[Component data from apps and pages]
%%

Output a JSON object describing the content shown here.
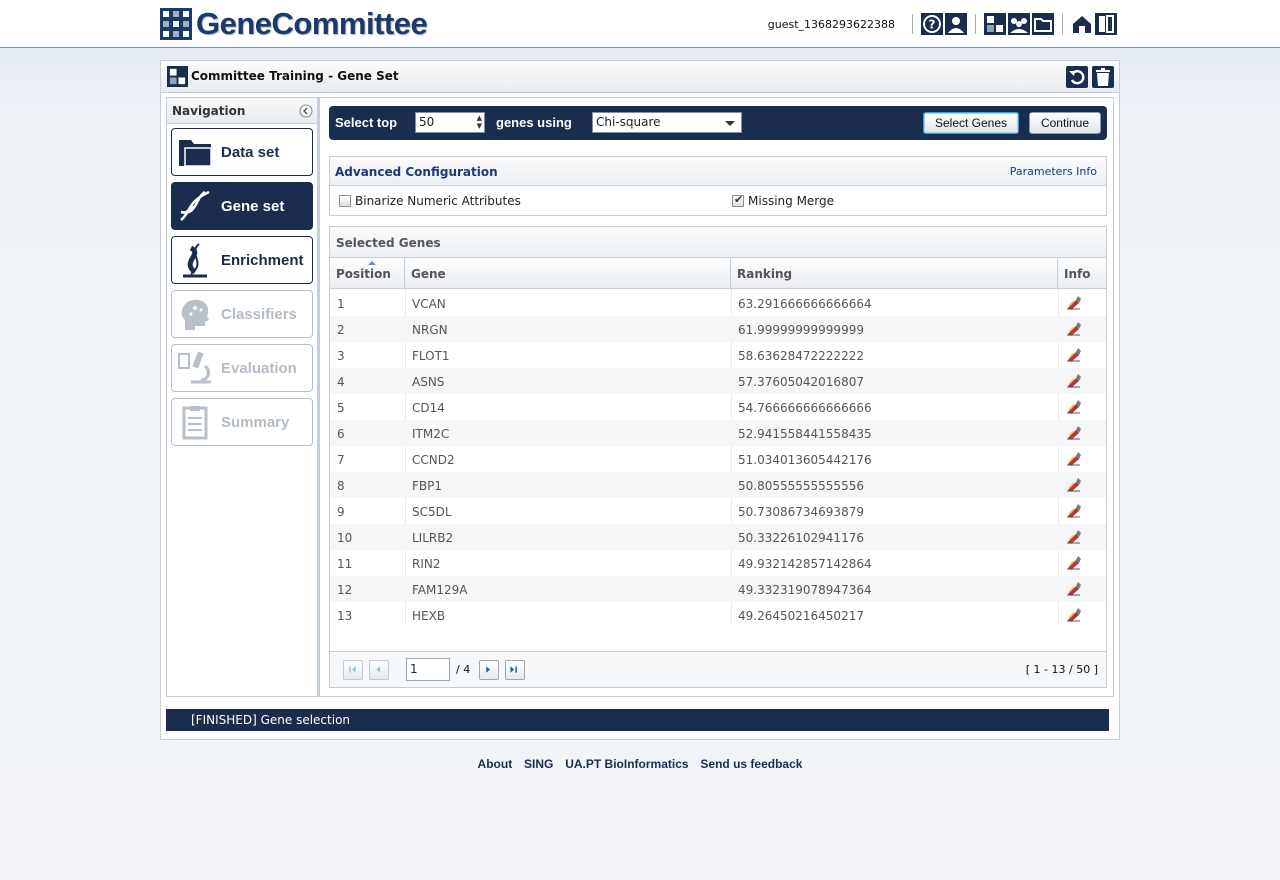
{
  "app": {
    "logo_text": "GeneCommittee"
  },
  "user": {
    "name": "guest_1368293622388"
  },
  "panel": {
    "title": "Committee Training - Gene Set"
  },
  "navigation": {
    "title": "Navigation",
    "items": [
      {
        "label": "Data set",
        "icon": "folder-icon",
        "state": "normal"
      },
      {
        "label": "Gene set",
        "icon": "dna-icon",
        "state": "active"
      },
      {
        "label": "Enrichment",
        "icon": "dna-wrap-icon",
        "state": "normal"
      },
      {
        "label": "Classifiers",
        "icon": "brain-icon",
        "state": "disabled"
      },
      {
        "label": "Evaluation",
        "icon": "microscope-icon",
        "state": "disabled"
      },
      {
        "label": "Summary",
        "icon": "clipboard-icon",
        "state": "disabled"
      }
    ]
  },
  "toolbar": {
    "select_top_label": "Select top",
    "top_value": "50",
    "genes_using_label": "genes using",
    "method_value": "Chi-square",
    "select_genes_label": "Select Genes",
    "continue_label": "Continue"
  },
  "advanced": {
    "title": "Advanced Configuration",
    "info_link": "Parameters Info",
    "binarize_label": "Binarize Numeric Attributes",
    "binarize_checked": false,
    "missing_merge_label": "Missing Merge",
    "missing_merge_checked": true
  },
  "selected_genes": {
    "title": "Selected Genes",
    "columns": [
      "Position",
      "Gene",
      "Ranking",
      "Info"
    ],
    "rows": [
      {
        "position": "1",
        "gene": "VCAN",
        "ranking": "63.291666666666664"
      },
      {
        "position": "2",
        "gene": "NRGN",
        "ranking": "61.99999999999999"
      },
      {
        "position": "3",
        "gene": "FLOT1",
        "ranking": "58.63628472222222"
      },
      {
        "position": "4",
        "gene": "ASNS",
        "ranking": "57.37605042016807"
      },
      {
        "position": "5",
        "gene": "CD14",
        "ranking": "54.766666666666666"
      },
      {
        "position": "6",
        "gene": "ITM2C",
        "ranking": "52.941558441558435"
      },
      {
        "position": "7",
        "gene": "CCND2",
        "ranking": "51.034013605442176"
      },
      {
        "position": "8",
        "gene": "FBP1",
        "ranking": "50.80555555555556"
      },
      {
        "position": "9",
        "gene": "SC5DL",
        "ranking": "50.73086734693879"
      },
      {
        "position": "10",
        "gene": "LILRB2",
        "ranking": "50.33226102941176"
      },
      {
        "position": "11",
        "gene": "RIN2",
        "ranking": "49.932142857142864"
      },
      {
        "position": "12",
        "gene": "FAM129A",
        "ranking": "49.332319078947364"
      },
      {
        "position": "13",
        "gene": "HEXB",
        "ranking": "49.26450216450217"
      }
    ],
    "pager": {
      "page": "1",
      "total": "/ 4",
      "range": "[ 1 - 13 / 50 ]"
    }
  },
  "status": {
    "text": "[FINISHED] Gene selection"
  },
  "footer": {
    "links": [
      "About",
      "SING",
      "UA.PT BioInformatics",
      "Send us feedback"
    ]
  },
  "colors": {
    "navy": "#1a2d4f",
    "link": "#1a3a76"
  }
}
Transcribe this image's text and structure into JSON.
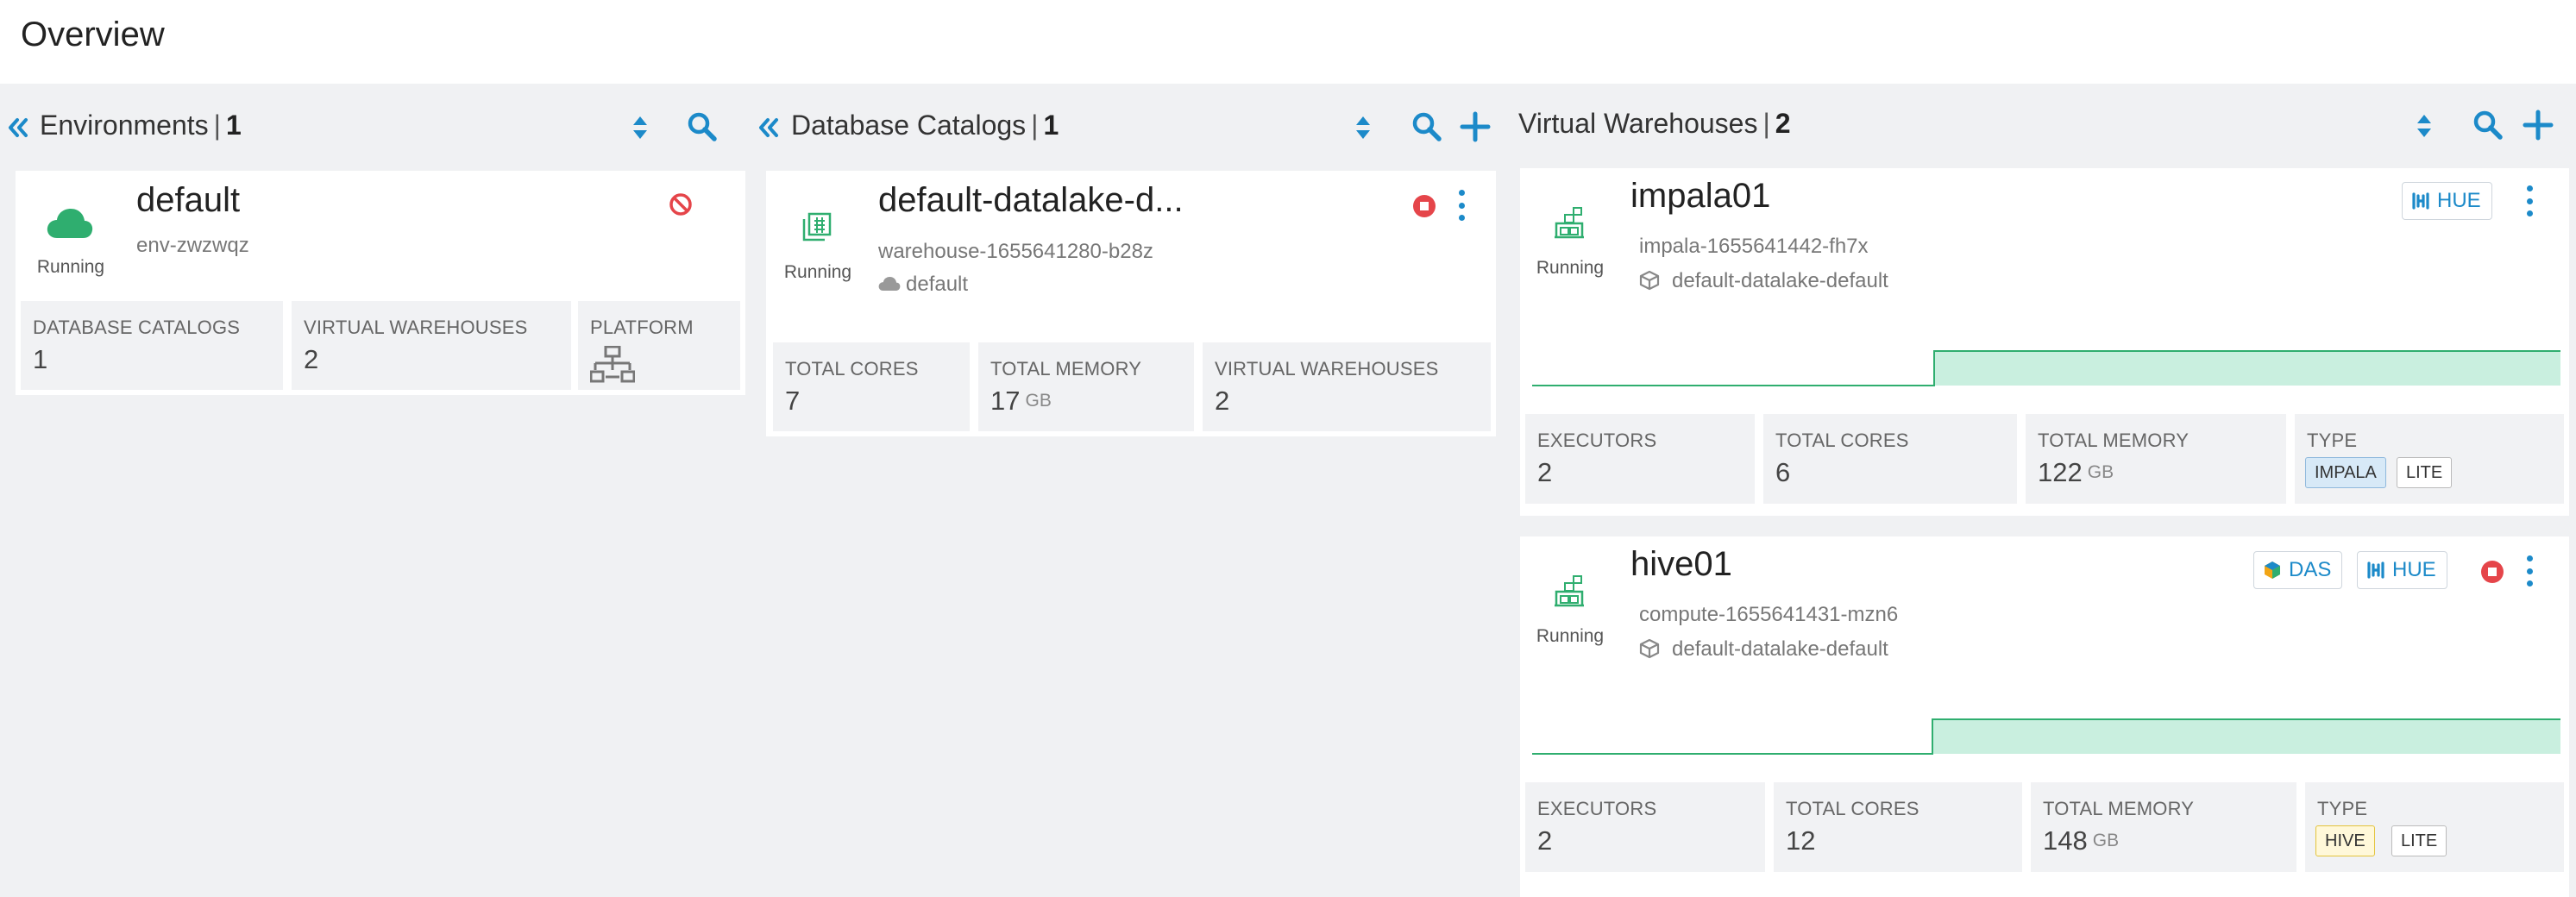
{
  "page": {
    "title": "Overview"
  },
  "colors": {
    "accent": "#1c8ac9",
    "running_green": "#2fae6f",
    "stop_red": "#e5454a",
    "chart_fill": "#c9efdf"
  },
  "environments": {
    "title": "Environments",
    "separator": "|",
    "count": "1",
    "cards": [
      {
        "name": "default",
        "id": "env-zwzwqz",
        "status": "Running",
        "icon": "cloud-icon",
        "stats": [
          {
            "label": "DATABASE CATALOGS",
            "value": "1"
          },
          {
            "label": "VIRTUAL WAREHOUSES",
            "value": "2"
          },
          {
            "label": "PLATFORM",
            "icon": "network-icon"
          }
        ]
      }
    ]
  },
  "catalogs": {
    "title": "Database Catalogs",
    "separator": "|",
    "count": "1",
    "cards": [
      {
        "name": "default-datalake-d...",
        "id": "warehouse-1655641280-b28z",
        "env": "default",
        "status": "Running",
        "stats": [
          {
            "label": "TOTAL CORES",
            "value": "7"
          },
          {
            "label": "TOTAL MEMORY",
            "value": "17",
            "unit": "GB"
          },
          {
            "label": "VIRTUAL WAREHOUSES",
            "value": "2"
          }
        ]
      }
    ]
  },
  "warehouses": {
    "title": "Virtual Warehouses",
    "separator": "|",
    "count": "2",
    "cards": [
      {
        "name": "impala01",
        "id": "impala-1655641442-fh7x",
        "catalog": "default-datalake-default",
        "status": "Running",
        "buttons": [
          "HUE"
        ],
        "stats": [
          {
            "label": "EXECUTORS",
            "value": "2"
          },
          {
            "label": "TOTAL CORES",
            "value": "6"
          },
          {
            "label": "TOTAL MEMORY",
            "value": "122",
            "unit": "GB"
          },
          {
            "label": "TYPE",
            "tags": [
              "IMPALA",
              "LITE"
            ]
          }
        ]
      },
      {
        "name": "hive01",
        "id": "compute-1655641431-mzn6",
        "catalog": "default-datalake-default",
        "status": "Running",
        "buttons": [
          "DAS",
          "HUE"
        ],
        "stats": [
          {
            "label": "EXECUTORS",
            "value": "2"
          },
          {
            "label": "TOTAL CORES",
            "value": "12"
          },
          {
            "label": "TOTAL MEMORY",
            "value": "148",
            "unit": "GB"
          },
          {
            "label": "TYPE",
            "tags": [
              "HIVE",
              "LITE"
            ]
          }
        ]
      }
    ]
  }
}
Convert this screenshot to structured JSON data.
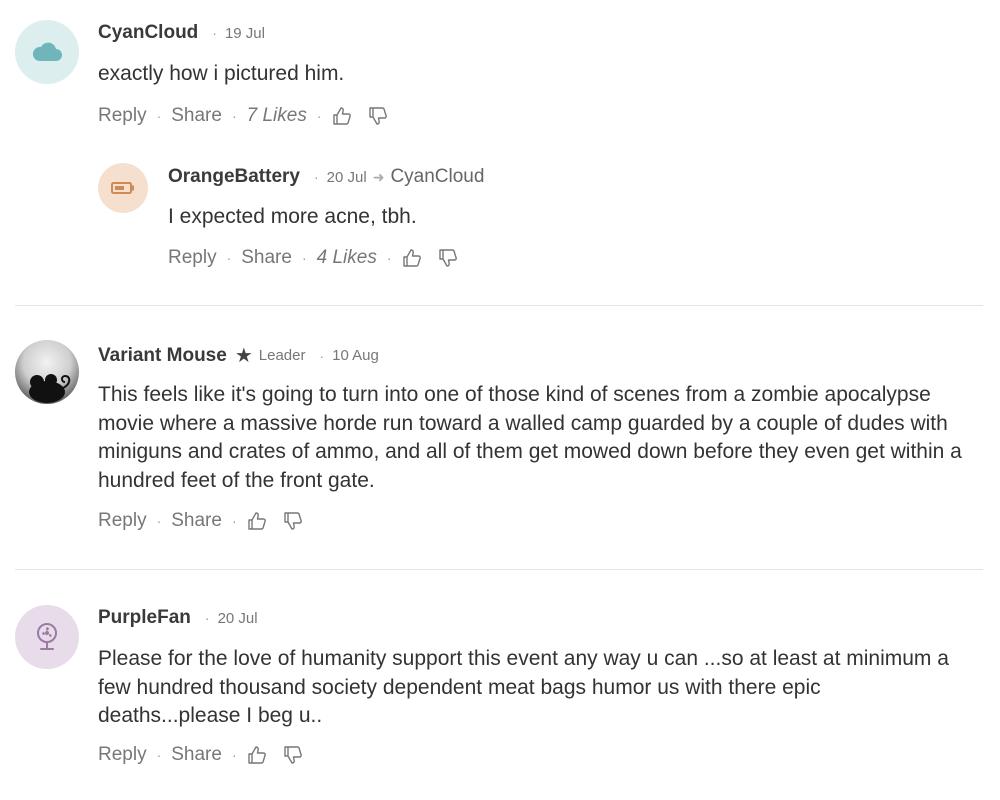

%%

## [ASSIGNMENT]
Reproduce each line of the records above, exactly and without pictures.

## [TASK ANSWER]
Output a JSON object describing the content shown here.
{
  "app": {
    "logo_text": "GeneCommittee"
  },
  "user": {
    "name": "guest_1368293622388"
  },
  "panel": {
    "title": "Committee Training - Gene Set"
  },
  "navigation": {
    "title": "Navigation",
    "items": [
      {
        "label": "Data set",
        "icon": "folder-icon",
        "state": "normal"
      },
      {
        "label": "Gene set",
        "icon": "dna-icon",
        "state": "active"
      },
      {
        "label": "Enrichment",
        "icon": "dna-wrap-icon",
        "state": "normal"
      },
      {
        "label": "Classifiers",
        "icon": "brain-icon",
        "state": "disabled"
      },
      {
        "label": "Evaluation",
        "icon": "microscope-icon",
        "state": "disabled"
      },
      {
        "label": "Summary",
        "icon": "clipboard-icon",
        "state": "disabled"
      }
    ]
  },
  "toolbar": {
    "select_top_label": "Select top",
    "top_value": "50",
    "genes_using_label": "genes using",
    "method_value": "Chi-square",
    "select_genes_label": "Select Genes",
    "continue_label": "Continue"
  },
  "advanced": {
    "title": "Advanced Configuration",
    "info_link": "Parameters Info",
    "binarize_label": "Binarize Numeric Attributes",
    "binarize_checked": false,
    "missing_merge_label": "Missing Merge",
    "missing_merge_checked": true
  },
  "selected_genes": {
    "title": "Selected Genes",
    "columns": [
      "Position",
      "Gene",
      "Ranking",
      "Info"
    ],
    "rows": [
      {
        "position": "1",
        "gene": "VCAN",
        "ranking": "63.291666666666664"
      },
      {
        "position": "2",
        "gene": "NRGN",
        "ranking": "61.99999999999999"
      },
      {
        "position": "3",
        "gene": "FLOT1",
        "ranking": "58.63628472222222"
      },
      {
        "position": "4",
        "gene": "ASNS",
        "ranking": "57.37605042016807"
      },
      {
        "position": "5",
        "gene": "CD14",
        "ranking": "54.766666666666666"
      },
      {
        "position": "6",
        "gene": "ITM2C",
        "ranking": "52.941558441558435"
      },
      {
        "position": "7",
        "gene": "CCND2",
        "ranking": "51.034013605442176"
      },
      {
        "position": "8",
        "gene": "FBP1",
        "ranking": "50.80555555555556"
      },
      {
        "position": "9",
        "gene": "SC5DL",
        "ranking": "50.73086734693879"
      },
      {
        "position": "10",
        "gene": "LILRB2",
        "ranking": "50.33226102941176"
      },
      {
        "position": "11",
        "gene": "RIN2",
        "ranking": "49.932142857142864"
      },
      {
        "position": "12",
        "gene": "FAM129A",
        "ranking": "49.332319078947364"
      },
      {
        "position": "13",
        "gene": "HEXB",
        "ranking": "49.26450216450217"
      }
    ],
    "pager": {
      "page": "1",
      "total": "/ 4",
      "range": "[ 1 - 13 / 50 ]"
    }
  },
  "status": {
    "text": "[FINISHED] Gene selection"
  },
  "footer": {
    "links": [
      "About",
      "SING",
      "UA.PT BioInformatics",
      "Send us feedback"
    ]
  },
  "colors": {
    "navy": "#1a2d4f",
    "link": "#1a3a76"
  }
}
Transcribe this image's text and structure into JSON.
{
  "page": {
    "title": "Overview"
  },
  "colors": {
    "accent": "#1c8ac9",
    "running_green": "#2fae6f",
    "stop_red": "#e5454a",
    "chart_fill": "#c9efdf"
  },
  "environments": {
    "title": "Environments",
    "separator": "|",
    "count": "1",
    "cards": [
      {
        "name": "default",
        "id": "env-zwzwqz",
        "status": "Running",
        "icon": "cloud-icon",
        "stats": [
          {
            "label": "DATABASE CATALOGS",
            "value": "1"
          },
          {
            "label": "VIRTUAL WAREHOUSES",
            "value": "2"
          },
          {
            "label": "PLATFORM",
            "icon": "network-icon"
          }
        ]
      }
    ]
  },
  "catalogs": {
    "title": "Database Catalogs",
    "separator": "|",
    "count": "1",
    "cards": [
      {
        "name": "default-datalake-d...",
        "id": "warehouse-1655641280-b28z",
        "env": "default",
        "status": "Running",
        "stats": [
          {
            "label": "TOTAL CORES",
            "value": "7"
          },
          {
            "label": "TOTAL MEMORY",
            "value": "17",
            "unit": "GB"
          },
          {
            "label": "VIRTUAL WAREHOUSES",
            "value": "2"
          }
        ]
      }
    ]
  },
  "warehouses": {
    "title": "Virtual Warehouses",
    "separator": "|",
    "count": "2",
    "cards": [
      {
        "name": "impala01",
        "id": "impala-1655641442-fh7x",
        "catalog": "default-datalake-default",
        "status": "Running",
        "buttons": [
          "HUE"
        ],
        "stats": [
          {
            "label": "EXECUTORS",
            "value": "2"
          },
          {
            "label": "TOTAL CORES",
            "value": "6"
          },
          {
            "label": "TOTAL MEMORY",
            "value": "122",
            "unit": "GB"
          },
          {
            "label": "TYPE",
            "tags": [
              "IMPALA",
              "LITE"
            ]
          }
        ]
      },
      {
        "name": "hive01",
        "id": "compute-1655641431-mzn6",
        "catalog": "default-datalake-default",
        "status": "Running",
        "buttons": [
          "DAS",
          "HUE"
        ],
        "stats": [
          {
            "label": "EXECUTORS",
            "value": "2"
          },
          {
            "label": "TOTAL CORES",
            "value": "12"
          },
          {
            "label": "TOTAL MEMORY",
            "value": "148",
            "unit": "GB"
          },
          {
            "label": "TYPE",
            "tags": [
              "HIVE",
              "LITE"
            ]
          }
        ]
      }
    ]
  }
}
Convert this screenshot to structured JSON data.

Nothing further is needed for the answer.